Hypertensive disorders of pregnancy are associated with cardiovascular disease later in life. Given that hypertensive disorders of pregnancy often occur at a relatively young age, there might be an opportunity to use preventive measures to reduce the risk of early cardiovascular disease and mortality. The aim of this study was to assess the risk of cardiovascular mortality in women after a hypertensive disorder of pregnancy.
In this population-based cohort study, the Netherlands Perinatal Registry (PRN) and the national death registry at the Dutch Central Bureau for Statistics were linked. We analysed women in the Netherlands with a first birth during 1995–2015 to determine the association between cardiovascular mortality and hypertensive disorders of pregnancy (based on recorded diastolic blood pressure or proteinuria, or both). We analysed the association between the highest diastolic blood pressure measured in pregnancy and cardiovascular mortality and constructed survival curves to assess cardiovascular mortality after hypertensive disorders of pregnancy, specifically pre-eclampsia and gestational hypertension. To differentiate between the severity of hypertensive disorders of pregnancy, cardiovascular mortality was assessed in women with a combination of hypertensive disorders of pregnancy with preterm birth (gestational age <37 weeks) and growth restriction (birthweight in the 10th percentile or less). All hazard ratios (HRs)were adjusted for maternal age.
Between Jan 1, 1995, and Dec 31, 2015, the PRN contained 2 462 931 deliveries and 1 625 246 women. In 1 243 890 women data on their first pregnancy were available and were included in this analysis after linkage, with a median follow-up time of 11·2 years (IQR 6·1–16·3). 259 177 (20·8%) women had hypertensive disorders of pregnancy, and of these 45 482 (3·7%) women had pre-eclampsia and 213 695 (17·2%) women had gestational hypertension; 984 713 (79·2%) women did not develop hypertension in their first pregnancy.

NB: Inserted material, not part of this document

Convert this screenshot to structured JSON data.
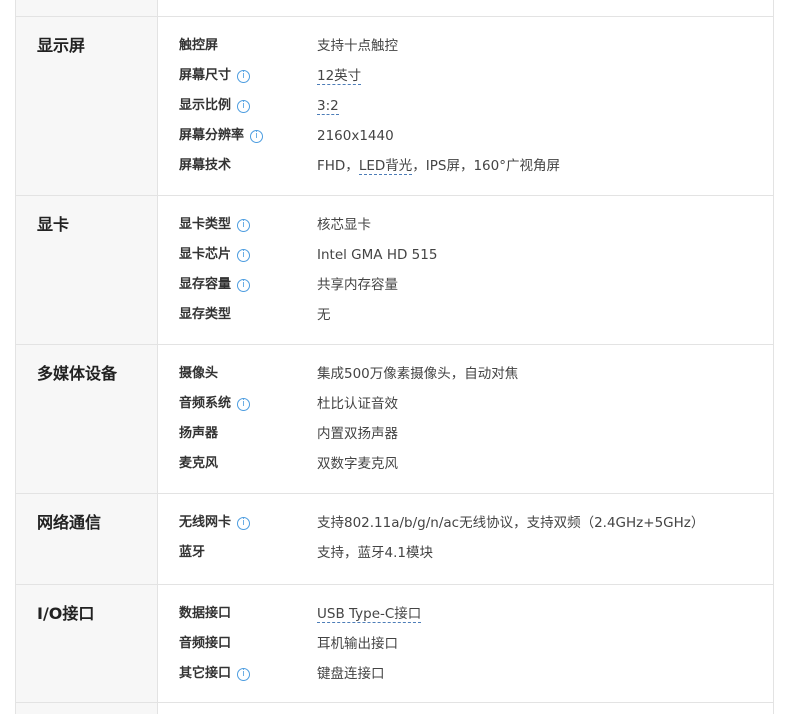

Compared with women without hypertensive disorders of pregnancy, the risk of death from any cause was higher in women who had hypertensive disorders (HR 1·30 [95% CI 1·23–1·37], p<0·001), pre-eclampsia (1·65 [1·48–1·83]; p<0·0001), and gestational hypertension (1·23 [1·16–1·30]; p<0·0001). Those women with pre-eclampsia had a higher risk of cardiovascular mortality compared with those without any hypertensive disorders of pregnancy (adjusted HR 3·39 [95% CI 2·67–4·29]), as did those with gestational hypertension (2·22 [1·91–2·57]). For women with a history of hypertensive disorders of pregnancy combined with preterm birth (gestational age <37 weeks) and birthweight in the 10th percentile or less, the adjusted HR for cardiovascular mortality was 6·43 (95% CI 4·36–9·47), compared with women without a hypertensive disorder of pregnancy. The highest diastolic blood pressure measured during pregnancy was the strongest risk factor for cardiovascular mortality (for 80–89 mm Hg: adjusted HR 1·47 [95% CI 1·00–2·17]; for 130 mm Hg and higher: 14·70 [7·31–29·52]).
Women with a history of hypertensive disorders of pregnancy have a risk of cardiovascular mortality that is 2–3 times higher than that of women with normal blood pressure during pregnancy. The highest measured diastolic blood pressure during pregnancy is an important predictor for cardiovascular mortality later in life; therefore, women who have hypertensive disorders of pregnancy should be given personalised cardiovascular follow-up plans to reduce their risk of cardiovascular mortality.